▶ [Exercise instructions]: After reading the data, copy it out in full and exactly.

▶ [Records to use]:
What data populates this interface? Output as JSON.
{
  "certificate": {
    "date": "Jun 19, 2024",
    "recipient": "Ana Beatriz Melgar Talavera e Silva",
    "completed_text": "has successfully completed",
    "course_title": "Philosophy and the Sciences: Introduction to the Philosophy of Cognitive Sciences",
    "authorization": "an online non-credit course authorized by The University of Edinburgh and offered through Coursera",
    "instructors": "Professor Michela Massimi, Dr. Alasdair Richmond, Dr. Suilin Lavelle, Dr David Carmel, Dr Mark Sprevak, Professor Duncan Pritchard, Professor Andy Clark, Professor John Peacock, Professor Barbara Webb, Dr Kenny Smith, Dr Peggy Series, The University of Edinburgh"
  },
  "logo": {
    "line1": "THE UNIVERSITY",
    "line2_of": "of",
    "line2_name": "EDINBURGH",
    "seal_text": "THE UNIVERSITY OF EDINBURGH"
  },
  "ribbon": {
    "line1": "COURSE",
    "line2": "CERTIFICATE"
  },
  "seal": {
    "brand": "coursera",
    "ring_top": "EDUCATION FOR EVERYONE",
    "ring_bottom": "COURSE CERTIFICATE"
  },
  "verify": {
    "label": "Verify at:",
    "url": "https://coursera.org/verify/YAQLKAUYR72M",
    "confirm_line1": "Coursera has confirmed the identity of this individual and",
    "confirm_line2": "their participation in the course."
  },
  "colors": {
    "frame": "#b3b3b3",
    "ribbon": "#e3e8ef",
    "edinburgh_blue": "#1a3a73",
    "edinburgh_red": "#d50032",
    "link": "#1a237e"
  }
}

▶ [Output]:
What data populates this interface? Output as JSON.
{
  "certificate": {
    "date": "Jun 19, 2024",
    "recipient": "Ana Beatriz Melgar Talavera e Silva",
    "completed_text": "has successfully completed",
    "course_title": "Philosophy and the Sciences: Introduction to the Philosophy of Cognitive Sciences",
    "authorization": "an online non-credit course authorized by The University of Edinburgh and offered through Coursera",
    "instructors": "Professor Michela Massimi, Dr. Alasdair Richmond, Dr. Suilin Lavelle, Dr David Carmel, Dr Mark Sprevak, Professor Duncan Pritchard, Professor Andy Clark, Professor John Peacock, Professor Barbara Webb, Dr Kenny Smith, Dr Peggy Series, The University of Edinburgh"
  },
  "logo": {
    "line1": "THE UNIVERSITY",
    "line2_of": "of",
    "line2_name": "EDINBURGH",
    "seal_text": "THE UNIVERSITY OF EDINBURGH"
  },
  "ribbon": {
    "line1": "COURSE",
    "line2": "CERTIFICATE"
  },
  "seal": {
    "brand": "coursera",
    "ring_top": "EDUCATION FOR EVERYONE",
    "ring_bottom": "COURSE CERTIFICATE"
  },
  "verify": {
    "label": "Verify at:",
    "url": "https://coursera.org/verify/YAQLKAUYR72M",
    "confirm_line1": "Coursera has confirmed the identity of this individual and",
    "confirm_line2": "their participation in the course."
  },
  "colors": {
    "frame": "#b3b3b3",
    "ribbon": "#e3e8ef",
    "edinburgh_blue": "#1a3a73",
    "edinburgh_red": "#d50032",
    "link": "#1a237e"
  }
}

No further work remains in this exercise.